I have found the following simple method to be very effective at comparing the costs of running your containers on EC2 and Fargate. Take the average level of utilization across your cluster instances, multiple that by the number of CPUs and GB of memory on one node, and you have your ‘average’ Fargate resource size. For example:
- A cluster running m5.xlarge instances (4 vCPUs and 16GB RAM) runs at 75% utilisation
- 75% of 4 vCPUs = 3 vCPUs
- 75% of 16GB RAM = 12GB RAM
- This converts to a Fargate resource of 3 vCPUs and 12GB RAM
If you’re running larger instance types, e.g. m5.12xlarge (48 vCPUs and 192GB RAM), you may need to sub-divide your average utilisation into multiple Fargate resources, e.g. 75% utilisation of m5.12xlarge translates to 36 vCPUs and 144GB RAM, which is bigger than the largest Fargate resource can be. But you can split this into 18 Fargate resources with 2 vCPUs and 8GB RAM each.
The pricing of Fargate vCPU and memory resources is linear (per vCPU or per GB per hour), so now we can do some simple maths to find the average utilisation point where Fargate becomes more cost effective than EC2:
In our example above for the Ireland region, an m5.xlarge on-demand instance costs $0.214/hr, and an equivalently sized Fargate resources costs (4 x $0.04048) + (16 x $0.004445) = $0.23304/hr. That gives an average utilisation of ~92%; so if you are running your cluster instances at anything less than 92% efficiency, Fargate should be more cost effective for your workload.

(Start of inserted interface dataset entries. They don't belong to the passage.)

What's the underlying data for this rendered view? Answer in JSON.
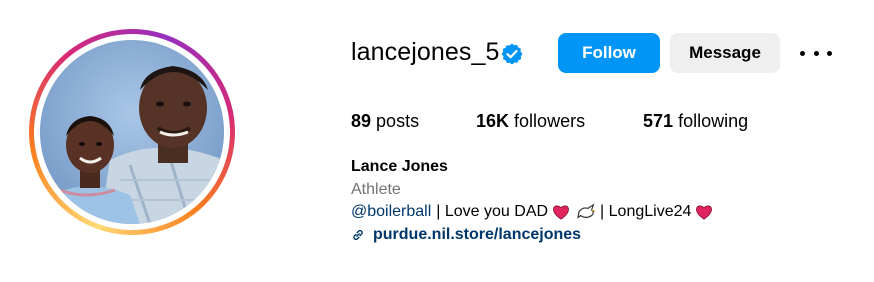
{
  "profile": {
    "username": "lancejones_5",
    "display_name": "Lance Jones",
    "category": "Athlete",
    "verified": true
  },
  "actions": {
    "follow_label": "Follow",
    "message_label": "Message",
    "more_icon": "more-options-icon"
  },
  "stats": {
    "posts_count": "89",
    "posts_label": "posts",
    "followers_count": "16K",
    "followers_label": "followers",
    "following_count": "571",
    "following_label": "following"
  },
  "bio": {
    "mention": "@boilerball",
    "text_1": "| Love you DAD",
    "text_2": "| LongLive24",
    "emojis": [
      "heart-emoji",
      "dove-emoji",
      "heart-emoji"
    ]
  },
  "link": {
    "url": "purdue.nil.store/lancejones",
    "icon": "link-icon"
  },
  "colors": {
    "accent": "#0095f6",
    "link": "#00376b",
    "secondary_text": "#737373",
    "message_button": "#efefef",
    "verified": "#0095f6",
    "heart": "#e0245e"
  }
}
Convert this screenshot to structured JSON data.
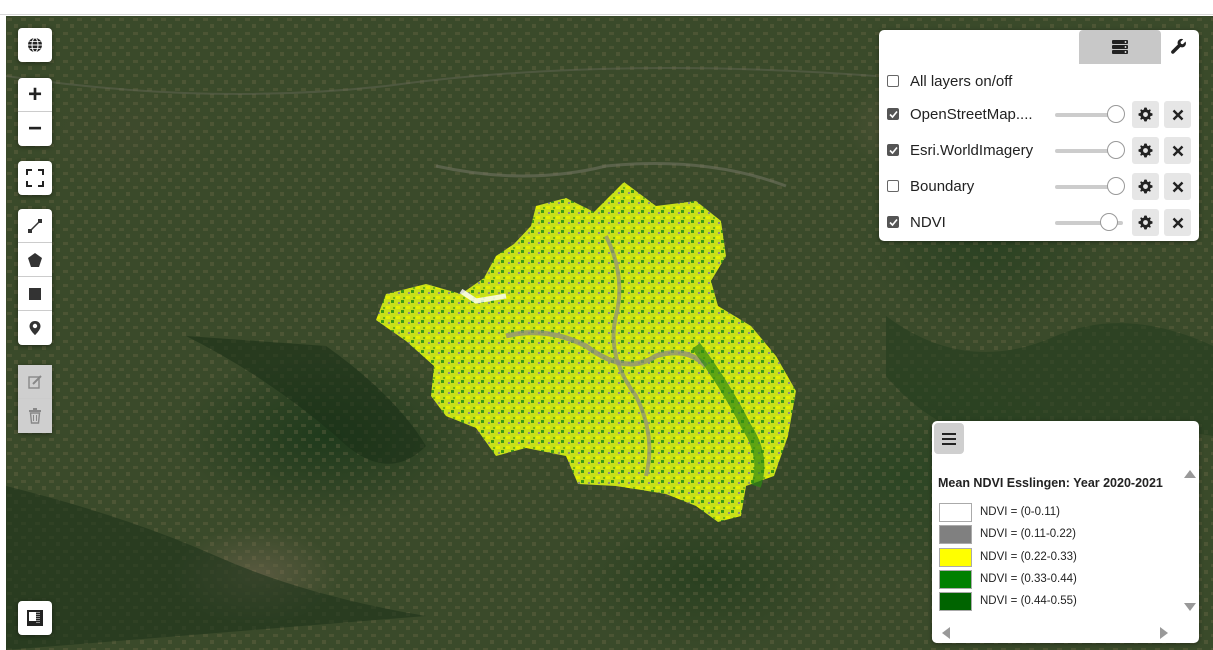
{
  "map": {
    "description_icons": {
      "globe": "globe-icon",
      "zoom_in": "plus-icon",
      "zoom_out": "minus-icon",
      "fullscreen": "fullscreen-icon",
      "draw_line": "polyline-icon",
      "draw_polygon": "polygon-icon",
      "draw_rectangle": "rectangle-icon",
      "draw_marker": "marker-icon",
      "edit": "edit-icon",
      "delete": "trash-icon",
      "minimap": "minimap-icon"
    },
    "zoom_in_label": "+",
    "zoom_out_label": "−"
  },
  "layer_panel": {
    "tabs": [
      {
        "name": "layers",
        "icon": "layers-icon",
        "active": true
      },
      {
        "name": "tools",
        "icon": "wrench-icon",
        "active": false
      }
    ],
    "all_layers_label": "All layers on/off",
    "all_layers_checked": false,
    "layers": [
      {
        "label": "OpenStreetMap....",
        "checked": true,
        "opacity": 1.0
      },
      {
        "label": "Esri.WorldImagery",
        "checked": true,
        "opacity": 1.0
      },
      {
        "label": "Boundary",
        "checked": false,
        "opacity": 1.0
      },
      {
        "label": "NDVI",
        "checked": true,
        "opacity": 0.85
      }
    ]
  },
  "legend": {
    "title": "Mean NDVI Esslingen: Year 2020-2021",
    "items": [
      {
        "label": "NDVI = (0-0.11)",
        "color": "#ffffff"
      },
      {
        "label": "NDVI = (0.11-0.22)",
        "color": "#808080"
      },
      {
        "label": "NDVI = (0.22-0.33)",
        "color": "#ffff00"
      },
      {
        "label": "NDVI = (0.33-0.44)",
        "color": "#008000"
      },
      {
        "label": "NDVI = (0.44-0.55)",
        "color": "#006400"
      }
    ]
  },
  "colors": {
    "ndvi_low": "#ffff00",
    "ndvi_mid": "#9acd32",
    "ndvi_high": "#228b22",
    "urban": "#8a8a8a",
    "forest": "#1f3a1c"
  }
}
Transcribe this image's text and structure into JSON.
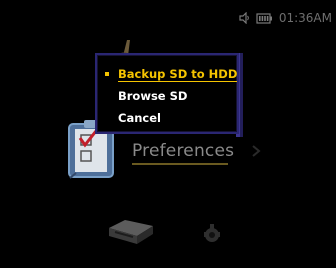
{
  "status_bar": {
    "time": "01:36AM",
    "speaker_icon": "speaker-icon",
    "battery_icon": "battery-icon"
  },
  "home": {
    "focused_label": "Preferences"
  },
  "popup": {
    "items": [
      {
        "label": "Backup SD to HDD",
        "selected": true
      },
      {
        "label": "Browse SD",
        "selected": false
      },
      {
        "label": "Cancel",
        "selected": false
      }
    ]
  },
  "colors": {
    "selection": "#f5c400",
    "popup_border": "#2a2673",
    "text": "#ffffff",
    "background": "#000000"
  }
}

An m5.12xlarge instance costs $2.568/hr, and an equivalently sized Fargate resource costs 18 x ((2 x $0.04048) + (8 x $0.004445)) = $2.09736/hr. This gives an average utilisation of ~122% - which means Fargate will always be more cost effective for your workload, which of course we can see by the fact that the Fargate costs for 100% equivalent of an EC2 instance are lower than the cost of the EC2 instance itself.

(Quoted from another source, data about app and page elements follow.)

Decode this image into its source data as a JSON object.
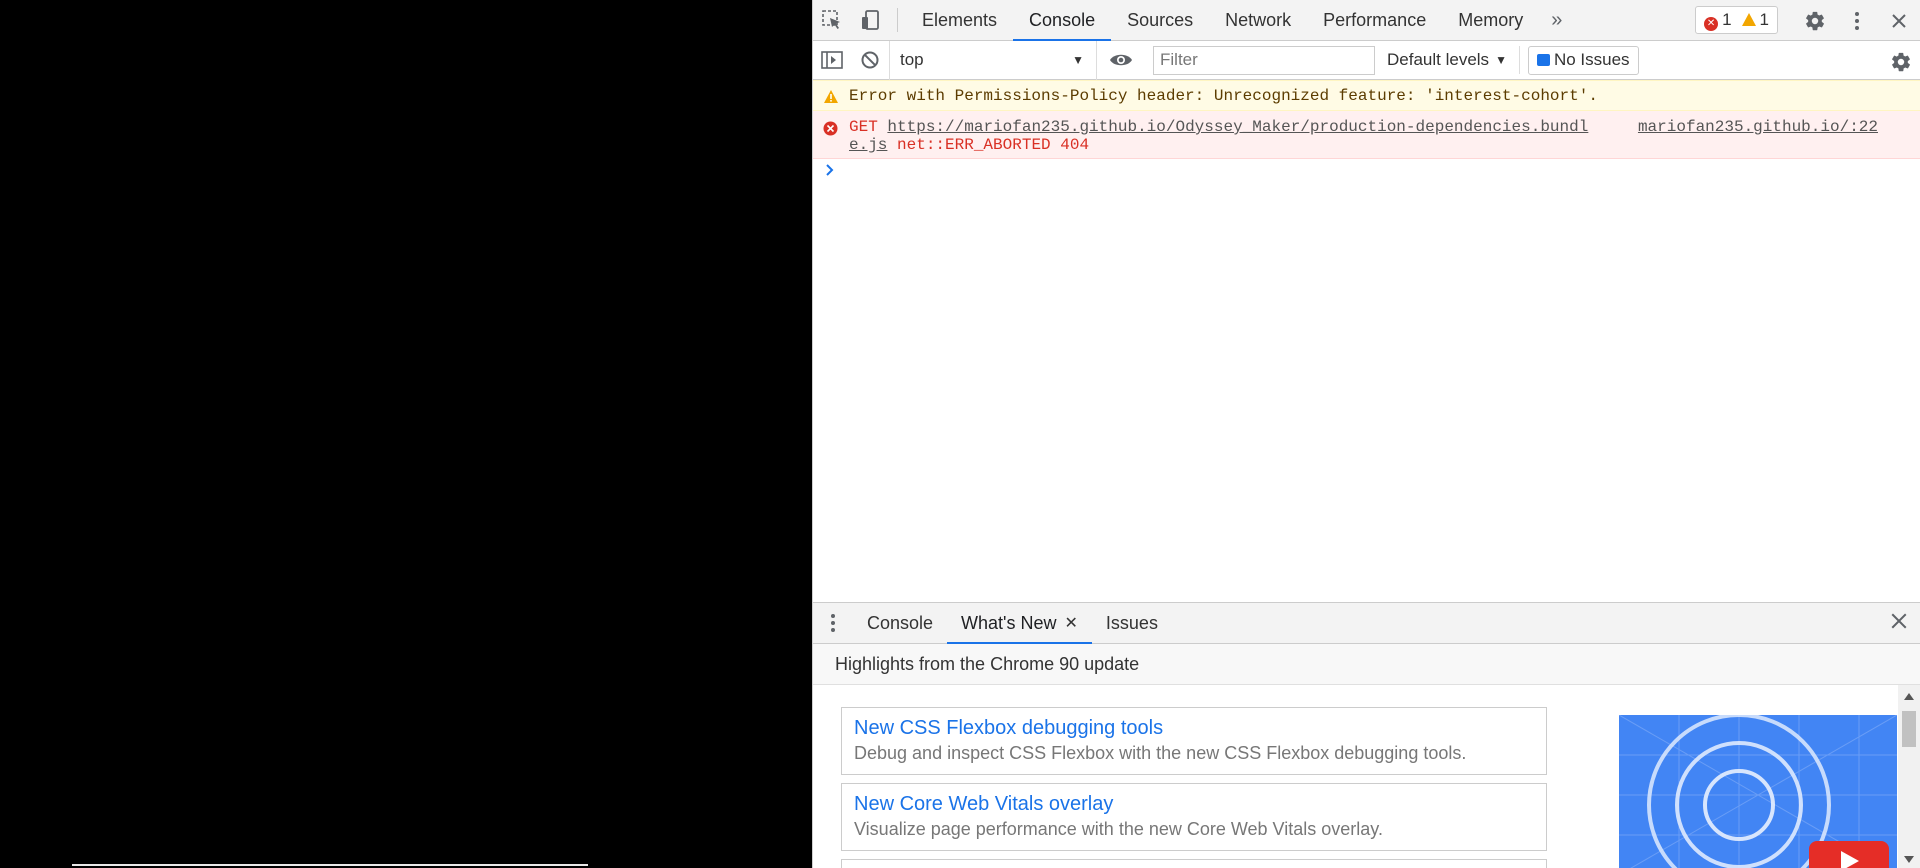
{
  "main_tabs": [
    {
      "label": "Elements",
      "active": false
    },
    {
      "label": "Console",
      "active": true
    },
    {
      "label": "Sources",
      "active": false
    },
    {
      "label": "Network",
      "active": false
    },
    {
      "label": "Performance",
      "active": false
    },
    {
      "label": "Memory",
      "active": false
    }
  ],
  "counters": {
    "errors": "1",
    "warnings": "1"
  },
  "console_toolbar": {
    "context": "top",
    "filter_placeholder": "Filter",
    "levels": "Default levels",
    "issues": "No Issues"
  },
  "messages": {
    "warning": "Error with Permissions-Policy header: Unrecognized feature: 'interest-cohort'.",
    "error_method": "GET",
    "error_url_line1": "https://mariofan235.github.io/Odyssey_Maker/production-dependencies.bundl",
    "error_url_line2": "e.js",
    "error_status": "net::ERR_ABORTED 404",
    "error_source": "mariofan235.github.io/:22"
  },
  "drawer": {
    "tabs": [
      {
        "label": "Console"
      },
      {
        "label": "What's New"
      },
      {
        "label": "Issues"
      }
    ],
    "header": "Highlights from the Chrome 90 update",
    "features": [
      {
        "title": "New CSS Flexbox debugging tools",
        "desc": "Debug and inspect CSS Flexbox with the new CSS Flexbox debugging tools."
      },
      {
        "title": "New Core Web Vitals overlay",
        "desc": "Visualize page performance with the new Core Web Vitals overlay."
      }
    ]
  },
  "colors": {
    "accent": "#1a73e8",
    "error": "#d93025",
    "warning": "#f2a600",
    "hero": "#4285f4"
  }
}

Note: there’s a slight complication here: Fargate doesn’t offer a configuration with 3 vCPUs, so as soon as you go over 2 vCPUs you jump straight to 4 vCPUs, which changes the average utilisation a bit. On the m5.xlarge instances, this means the average utilisation of clusters instances can reduce to ~76% before Fargate becomes more cost effective.
We can now easily summarise a comparison of the hourly costs between different average utilisation levels of the m5.xlarge EC2 cluster instances and equivalent amounts of resource on Fargate:

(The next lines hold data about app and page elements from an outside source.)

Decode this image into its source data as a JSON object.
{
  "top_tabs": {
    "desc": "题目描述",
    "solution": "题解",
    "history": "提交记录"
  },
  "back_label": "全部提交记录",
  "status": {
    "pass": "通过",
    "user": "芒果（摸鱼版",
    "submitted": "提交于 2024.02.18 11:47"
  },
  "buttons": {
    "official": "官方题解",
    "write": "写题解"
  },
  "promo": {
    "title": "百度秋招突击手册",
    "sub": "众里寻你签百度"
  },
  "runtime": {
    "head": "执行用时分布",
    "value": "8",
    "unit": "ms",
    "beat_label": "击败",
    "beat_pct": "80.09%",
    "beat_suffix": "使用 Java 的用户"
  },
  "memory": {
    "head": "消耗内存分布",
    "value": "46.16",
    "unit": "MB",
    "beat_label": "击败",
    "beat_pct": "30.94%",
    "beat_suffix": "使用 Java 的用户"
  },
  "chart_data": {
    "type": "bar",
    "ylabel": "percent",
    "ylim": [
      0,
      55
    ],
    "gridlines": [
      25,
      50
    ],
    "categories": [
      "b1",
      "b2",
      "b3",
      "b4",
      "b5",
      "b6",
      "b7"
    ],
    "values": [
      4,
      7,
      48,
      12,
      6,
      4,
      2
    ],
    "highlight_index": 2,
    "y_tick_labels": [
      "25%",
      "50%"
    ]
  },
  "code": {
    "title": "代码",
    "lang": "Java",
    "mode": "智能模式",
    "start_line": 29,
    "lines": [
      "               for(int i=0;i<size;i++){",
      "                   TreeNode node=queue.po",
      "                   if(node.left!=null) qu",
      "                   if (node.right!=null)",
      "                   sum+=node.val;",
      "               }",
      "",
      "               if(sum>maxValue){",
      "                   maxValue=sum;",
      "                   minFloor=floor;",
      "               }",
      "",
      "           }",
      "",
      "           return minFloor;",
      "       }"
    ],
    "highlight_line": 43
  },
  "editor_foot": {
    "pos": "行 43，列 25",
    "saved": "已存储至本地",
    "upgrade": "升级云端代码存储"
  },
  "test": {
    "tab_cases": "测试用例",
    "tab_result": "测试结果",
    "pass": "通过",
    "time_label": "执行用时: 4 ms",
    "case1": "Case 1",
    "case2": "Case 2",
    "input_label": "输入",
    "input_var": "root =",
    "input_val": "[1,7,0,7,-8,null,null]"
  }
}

|Compute Type||EC2 On Demand||Fargate|
|Low Utilisation (25%)||$1.28||$0.35|
|Medium Utilisation (50%)||$1.28||$0.35|
|High Utilisation (75%)||$1.28||$1.29|
|Perfect Utilisation (100%)||$1.28||$1.40|
|EC2 Utilisation Target||n/a||92%|
Comparison of costs of using m5.xlarge EC2 instance and Fargate to host containers.
The example above assumes all your containers are homogeneous (i.e. use the same amount of CPU and memory) and can be placed anywhere in the cluster. Heterogeneous containers or placement rules that limit where containers can be placed will increase the complexity of your price comparison, and will most likely increase the overall utilisation level you need to run your EC2 instances at (making Fargate a more favourable candidate in most situations, all other things remaining equal). It also assumes a TCO of $0 for managing your EC2 instances, which is almost never true. This will only increase the effective cost of the EC2 instances, and increase the average utilisation your cluster instances must reach before Fargate becomes more cost effective.
There are lots of other levers you can pull to change the cost of your compute resources of course. Reserved Instances, Savings Plans and Spot Instances can all reduce the cost of EC2 instances. Fargate Savings Plans and Fargate Spot can also drive down the cost of Fargate (not currently available on Amazon EKS). But that further increases the complexity of the comparison, so that’s a post for another day!